In November of 1833, the Arkansas Territorial Legislature named Scott County in honor of Judge Andrew Scott. Scott was a native of Virginia, being born in 1788, and was appointed to the Superior Court of the Arkansas Territory by United States President James Monroe soon after the territory was created in 1819. In his time, Andrew Scott killed one man in a pistol duel and another with a cane sword, facts that attest to both his skill with weapons of the Arkansas frontier and to his prominence in territorial affairs that put him into controversial circumstances. Despite his violent actions, he was known as chivalrous with "a tender regards for the reputation of women." Scott was short, weighed around 130 pounds, and was known for his personal courage.

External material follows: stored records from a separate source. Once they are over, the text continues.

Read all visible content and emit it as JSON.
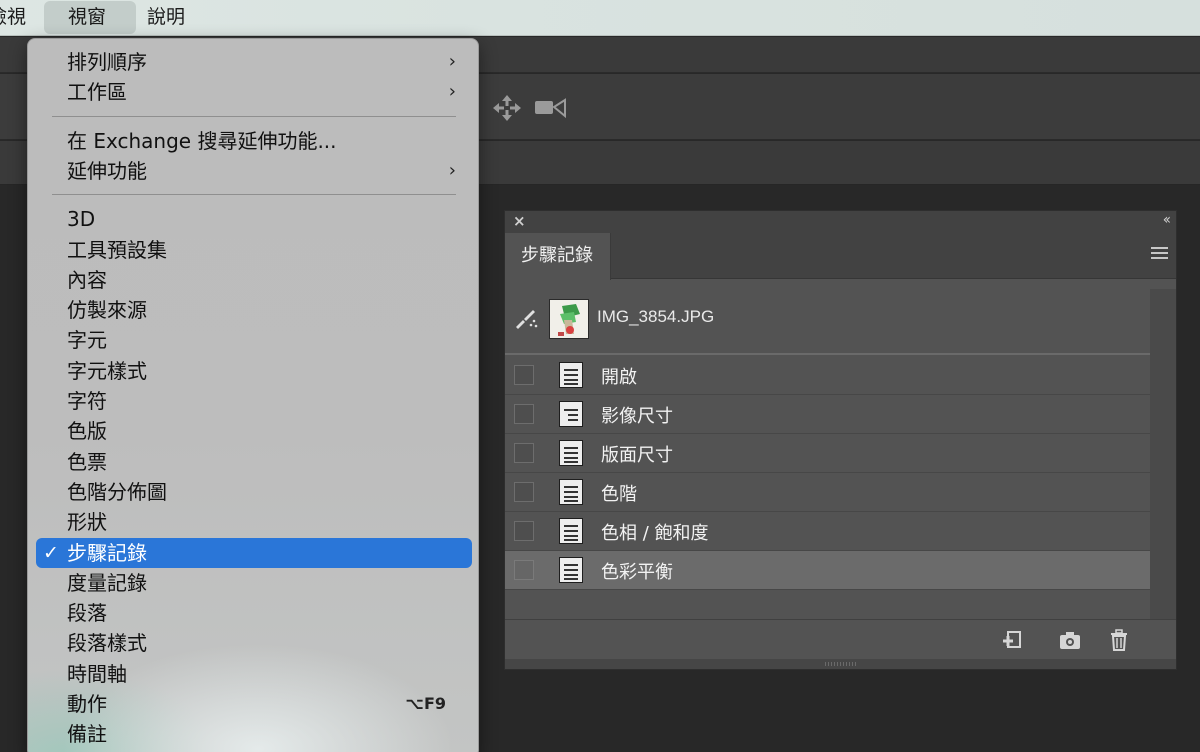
{
  "menubar": {
    "items": [
      {
        "label": "檢視"
      },
      {
        "label": "視窗"
      },
      {
        "label": "說明"
      }
    ],
    "active_index": 1
  },
  "window_menu": {
    "items": [
      {
        "label": "排列順序",
        "submenu": true
      },
      {
        "label": "工作區",
        "submenu": true
      },
      {
        "separator": true
      },
      {
        "label": "在 Exchange 搜尋延伸功能..."
      },
      {
        "label": "延伸功能",
        "submenu": true
      },
      {
        "separator": true
      },
      {
        "label": "3D"
      },
      {
        "label": "工具預設集"
      },
      {
        "label": "內容"
      },
      {
        "label": "仿製來源"
      },
      {
        "label": "字元"
      },
      {
        "label": "字元樣式"
      },
      {
        "label": "字符"
      },
      {
        "label": "色版"
      },
      {
        "label": "色票"
      },
      {
        "label": "色階分佈圖"
      },
      {
        "label": "形狀"
      },
      {
        "label": "步驟記錄",
        "checked": true,
        "highlighted": true
      },
      {
        "label": "度量記錄"
      },
      {
        "label": "段落"
      },
      {
        "label": "段落樣式"
      },
      {
        "label": "時間軸"
      },
      {
        "label": "動作",
        "shortcut": "⌥F9"
      },
      {
        "label": "備註"
      }
    ],
    "submenu_glyph": "›",
    "check_glyph": "✓"
  },
  "history_panel": {
    "close_glyph": "×",
    "collapse_glyph": "‹‹",
    "tab_label": "步驟記錄",
    "snapshot_name": "IMG_3854.JPG",
    "states": [
      {
        "label": "開啟",
        "icon": "document-icon",
        "selected": false
      },
      {
        "label": "影像尺寸",
        "icon": "dialog-document-icon",
        "selected": false
      },
      {
        "label": "版面尺寸",
        "icon": "document-icon",
        "selected": false
      },
      {
        "label": "色階",
        "icon": "document-icon",
        "selected": false
      },
      {
        "label": "色相 / 飽和度",
        "icon": "document-icon",
        "selected": false
      },
      {
        "label": "色彩平衡",
        "icon": "document-icon",
        "selected": true
      }
    ],
    "footer_icons": [
      "new-document-from-state-icon",
      "camera-icon",
      "trash-icon"
    ]
  },
  "colors": {
    "menu_highlight": "#2a76d8",
    "panel_bg": "#535353",
    "workspace_bg": "#282828"
  }
}
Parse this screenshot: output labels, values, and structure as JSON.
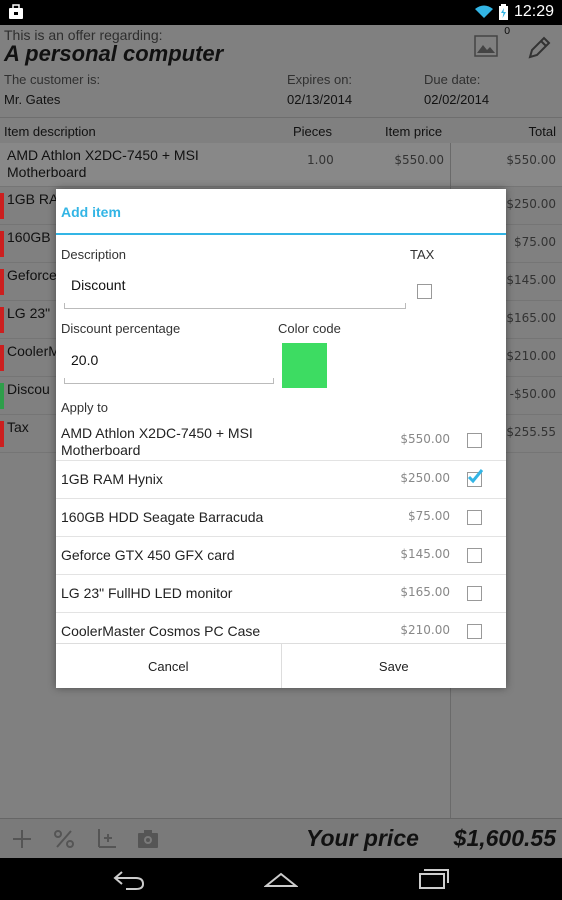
{
  "status_bar": {
    "time": "12:29"
  },
  "header": {
    "offer_label": "This is an offer regarding:",
    "offer_title": "A personal computer",
    "image_count": "0",
    "customer_label": "The customer is:",
    "customer_value": "Mr. Gates",
    "expires_label": "Expires on:",
    "expires_value": "02/13/2014",
    "due_label": "Due date:",
    "due_value": "02/02/2014"
  },
  "columns": {
    "description": "Item description",
    "pieces": "Pieces",
    "price": "Item price",
    "total": "Total"
  },
  "rows": [
    {
      "desc": "AMD Athlon X2DC-7450 + MSI Motherboard",
      "pieces": "1.00",
      "price": "$550.00",
      "total": "$550.00",
      "color": ""
    },
    {
      "desc": "1GB RA",
      "total": "$250.00",
      "color": "#cc1f1f"
    },
    {
      "desc": "160GB",
      "total": "$75.00",
      "color": "#cc1f1f"
    },
    {
      "desc": "Geforce",
      "total": "$145.00",
      "color": "#cc1f1f"
    },
    {
      "desc": "LG 23\"",
      "total": "$165.00",
      "color": "#cc1f1f"
    },
    {
      "desc": "CoolerM",
      "total": "$210.00",
      "color": "#cc1f1f"
    },
    {
      "desc": "Discou",
      "total": "-$50.00",
      "color": "#2e9e4a"
    },
    {
      "desc": "Tax",
      "total": "$255.55",
      "color": "#cc1f1f"
    }
  ],
  "bottom_bar": {
    "price_label": "Your price",
    "price_value": "$1,600.55"
  },
  "dialog": {
    "title": "Add item",
    "description_label": "Description",
    "description_value": "Discount",
    "tax_label": "TAX",
    "discount_label": "Discount percentage",
    "discount_value": "20.0",
    "color_label": "Color code",
    "color_value": "#3ddc62",
    "apply_label": "Apply to",
    "apply_items": [
      {
        "desc": "AMD Athlon X2DC-7450 + MSI Motherboard",
        "price": "$550.00",
        "checked": false
      },
      {
        "desc": "1GB RAM Hynix",
        "price": "$250.00",
        "checked": true
      },
      {
        "desc": "160GB HDD Seagate Barracuda",
        "price": "$75.00",
        "checked": false
      },
      {
        "desc": "Geforce GTX 450 GFX card",
        "price": "$145.00",
        "checked": false
      },
      {
        "desc": "LG 23\" FullHD LED monitor",
        "price": "$165.00",
        "checked": false
      },
      {
        "desc": "CoolerMaster Cosmos PC Case",
        "price": "$210.00",
        "checked": false
      }
    ],
    "cancel_label": "Cancel",
    "save_label": "Save"
  }
}
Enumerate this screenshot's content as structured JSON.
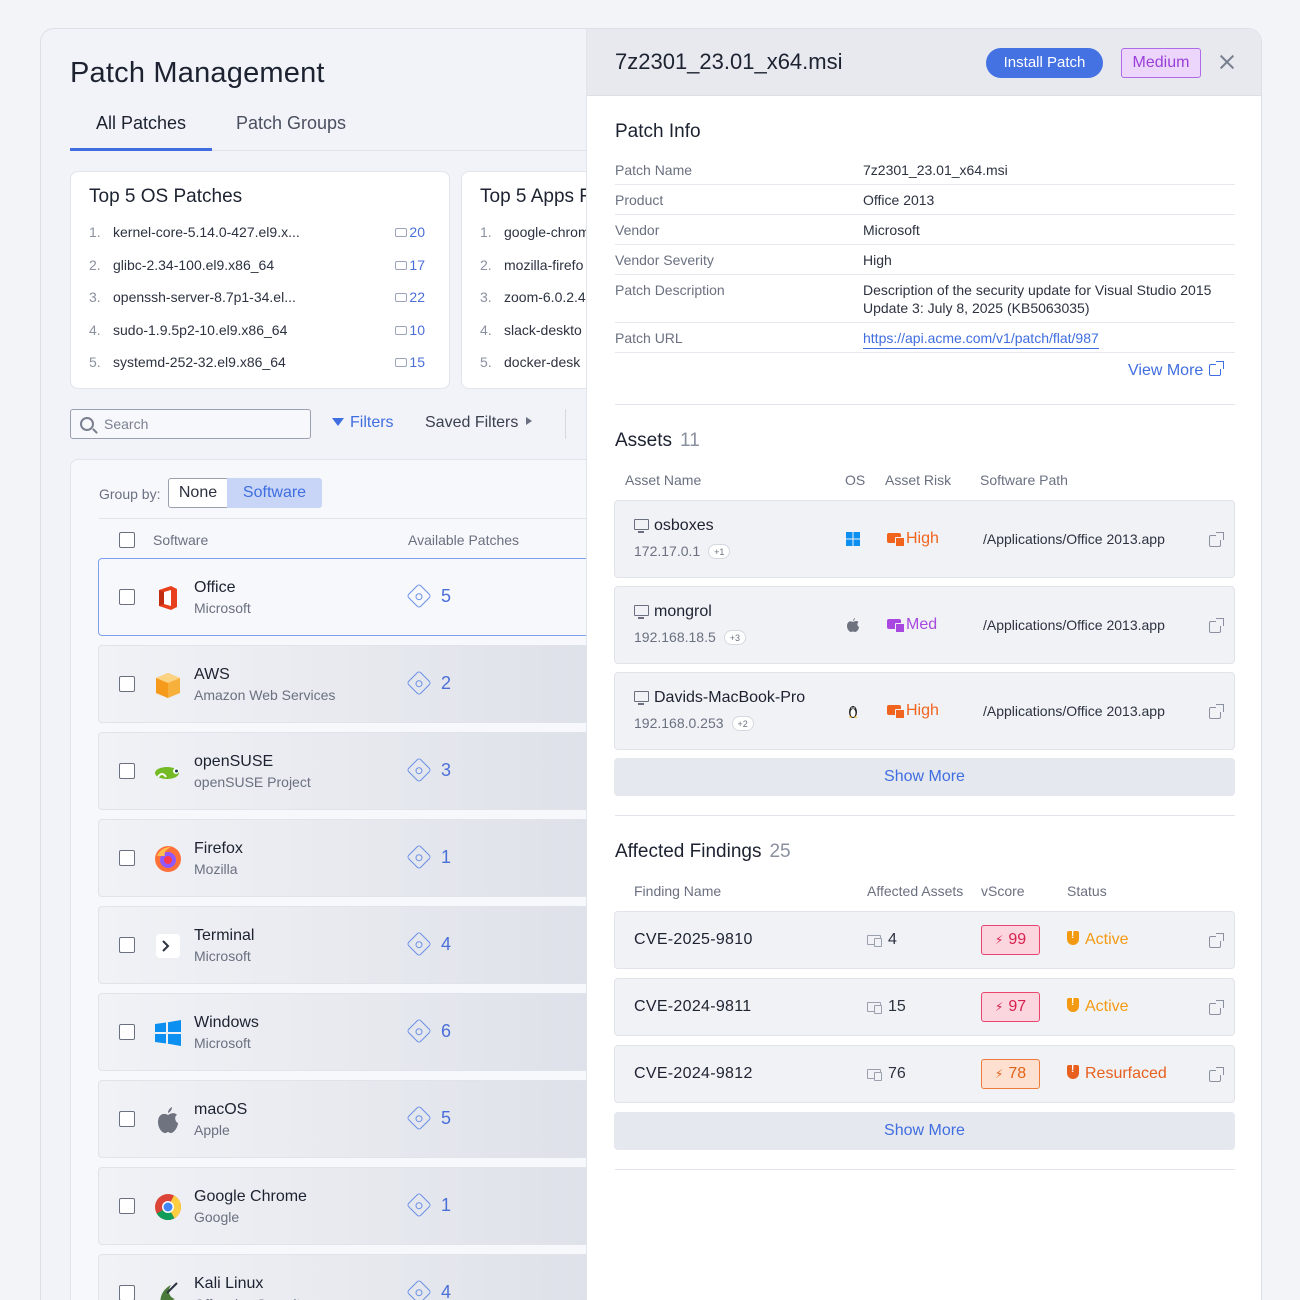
{
  "page": {
    "title": "Patch Management"
  },
  "tabs": [
    {
      "label": "All Patches"
    },
    {
      "label": "Patch Groups"
    }
  ],
  "top_os": {
    "title": "Top 5 OS Patches",
    "items": [
      {
        "rank": "1.",
        "name": "kernel-core-5.14.0-427.el9.x...",
        "count": "20"
      },
      {
        "rank": "2.",
        "name": "glibc-2.34-100.el9.x86_64",
        "count": "17"
      },
      {
        "rank": "3.",
        "name": "openssh-server-8.7p1-34.el...",
        "count": "22"
      },
      {
        "rank": "4.",
        "name": "sudo-1.9.5p2-10.el9.x86_64",
        "count": "10"
      },
      {
        "rank": "5.",
        "name": "systemd-252-32.el9.x86_64",
        "count": "15"
      }
    ]
  },
  "top_apps": {
    "title": "Top 5 Apps F",
    "items": [
      {
        "rank": "1.",
        "name": "google-chrom"
      },
      {
        "rank": "2.",
        "name": "mozilla-firefo"
      },
      {
        "rank": "3.",
        "name": "zoom-6.0.2.4"
      },
      {
        "rank": "4.",
        "name": "slack-deskto"
      },
      {
        "rank": "5.",
        "name": "docker-desk"
      }
    ]
  },
  "toolbar": {
    "search_placeholder": "Search",
    "filters_label": "Filters",
    "saved_filters_label": "Saved Filters"
  },
  "groupby": {
    "label": "Group by:",
    "options": [
      "None",
      "Software"
    ],
    "selected": "Software"
  },
  "list_headers": {
    "software": "Software",
    "available": "Available Patches"
  },
  "software": [
    {
      "name": "Office",
      "vendor": "Microsoft",
      "patches": "5",
      "logo": "office-icon"
    },
    {
      "name": "AWS",
      "vendor": "Amazon Web Services",
      "patches": "2",
      "logo": "aws-icon"
    },
    {
      "name": "openSUSE",
      "vendor": "openSUSE Project",
      "patches": "3",
      "logo": "opensuse-icon"
    },
    {
      "name": "Firefox",
      "vendor": "Mozilla",
      "patches": "1",
      "logo": "firefox-icon"
    },
    {
      "name": "Terminal",
      "vendor": "Microsoft",
      "patches": "4",
      "logo": "terminal-icon"
    },
    {
      "name": "Windows",
      "vendor": "Microsoft",
      "patches": "6",
      "logo": "windows-icon"
    },
    {
      "name": "macOS",
      "vendor": "Apple",
      "patches": "5",
      "logo": "apple-icon"
    },
    {
      "name": "Google Chrome",
      "vendor": "Google",
      "patches": "1",
      "logo": "chrome-icon"
    },
    {
      "name": "Kali Linux",
      "vendor": "Offensive Security",
      "patches": "4",
      "logo": "kali-icon"
    }
  ],
  "detail": {
    "title": "7z2301_23.01_x64.msi",
    "install_label": "Install Patch",
    "severity": "Medium",
    "patch_info_title": "Patch Info",
    "info": [
      {
        "label": "Patch Name",
        "value": "7z2301_23.01_x64.msi"
      },
      {
        "label": "Product",
        "value": "Office 2013"
      },
      {
        "label": "Vendor",
        "value": "Microsoft"
      },
      {
        "label": "Vendor Severity",
        "value": "High"
      },
      {
        "label": "Patch Description",
        "value": "Description of the security update for Visual Studio 2015 Update 3: July 8, 2025 (KB5063035)"
      },
      {
        "label": "Patch URL",
        "value": "https://api.acme.com/v1/patch/flat/987"
      }
    ],
    "view_more_label": "View More",
    "assets_title": "Assets",
    "assets_count": "11",
    "asset_headers": {
      "name": "Asset Name",
      "os": "OS",
      "risk": "Asset Risk",
      "path": "Software Path"
    },
    "assets": [
      {
        "name": "osboxes",
        "ip": "172.17.0.1",
        "more": "+1",
        "os": "windows-icon",
        "risk": "High",
        "risk_color": "#f0641e",
        "path": "/Applications/Office 2013.app"
      },
      {
        "name": "mongrol",
        "ip": "192.168.18.5",
        "more": "+3",
        "os": "apple-icon",
        "risk": "Med",
        "risk_color": "#a848e0",
        "path": "/Applications/Office 2013.app"
      },
      {
        "name": "Davids-MacBook-Pro",
        "ip": "192.168.0.253",
        "more": "+2",
        "os": "linux-icon",
        "risk": "High",
        "risk_color": "#f0641e",
        "path": "/Applications/Office 2013.app"
      }
    ],
    "show_more_label": "Show More",
    "findings_title": "Affected Findings",
    "findings_count": "25",
    "finding_headers": {
      "name": "Finding Name",
      "assets": "Affected Assets",
      "vscore": "vScore",
      "status": "Status"
    },
    "findings": [
      {
        "name": "CVE-2025-9810",
        "assets": "4",
        "vscore": "99",
        "status": "Active",
        "score_bg": "#fcd6df",
        "score_border": "#e8466e",
        "score_color": "#d8204e",
        "status_color": "#f39a12"
      },
      {
        "name": "CVE-2024-9811",
        "assets": "15",
        "vscore": "97",
        "status": "Active",
        "score_bg": "#fcd6df",
        "score_border": "#e8466e",
        "score_color": "#d8204e",
        "status_color": "#f39a12"
      },
      {
        "name": "CVE-2024-9812",
        "assets": "76",
        "vscore": "78",
        "status": "Resurfaced",
        "score_bg": "#fde0cf",
        "score_border": "#f07a3a",
        "score_color": "#e2621a",
        "status_color": "#e8601e"
      }
    ]
  }
}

Andrew Scott and another superior court judge, Joseph Selden, fought a duel after Judge Selden delayed making an apology for a remark made in the presence of two ladies. Judge Scott considered the remark insulting. Judge Selden eventually apologized, but enmity grew and in 1824 Judge Scott killed Judge Selden in a duel. Then, in 1828, while serving as a territorial circuit judge, Scott and Edmund Hogan, a political opponent twice his size, fought hand-to-hand. Judge Scott killed Hogan with thrusts of a sword cane. Legal inquiry found justification- self defense-and the judge was not held responsible. Then in 1830, Scott moved to his plantation in Pope County. Part of Pope County and a portion of Crawford County were taken to create Scott County. Judge Scott was a delegate to the Arkansas State Constitutional Convention in 1836. Judge Andrew Scott died in 1851.
The town of Cauthron, named for Colonel Walter Cauthron, an early pioneer of Arkansas and founder of Booneville, was Scott County's first seat of justice. It was selected in 1834 and the home of Colonel Cauthron served as the temporary county seat. Colonel Walter Cauthron served as one of the commissioners to select a permanent county seat, which was established at Waldron, being named for John P. Waldron, an engineer. William F. Featherston is credited with donating 10 acres of land for the site.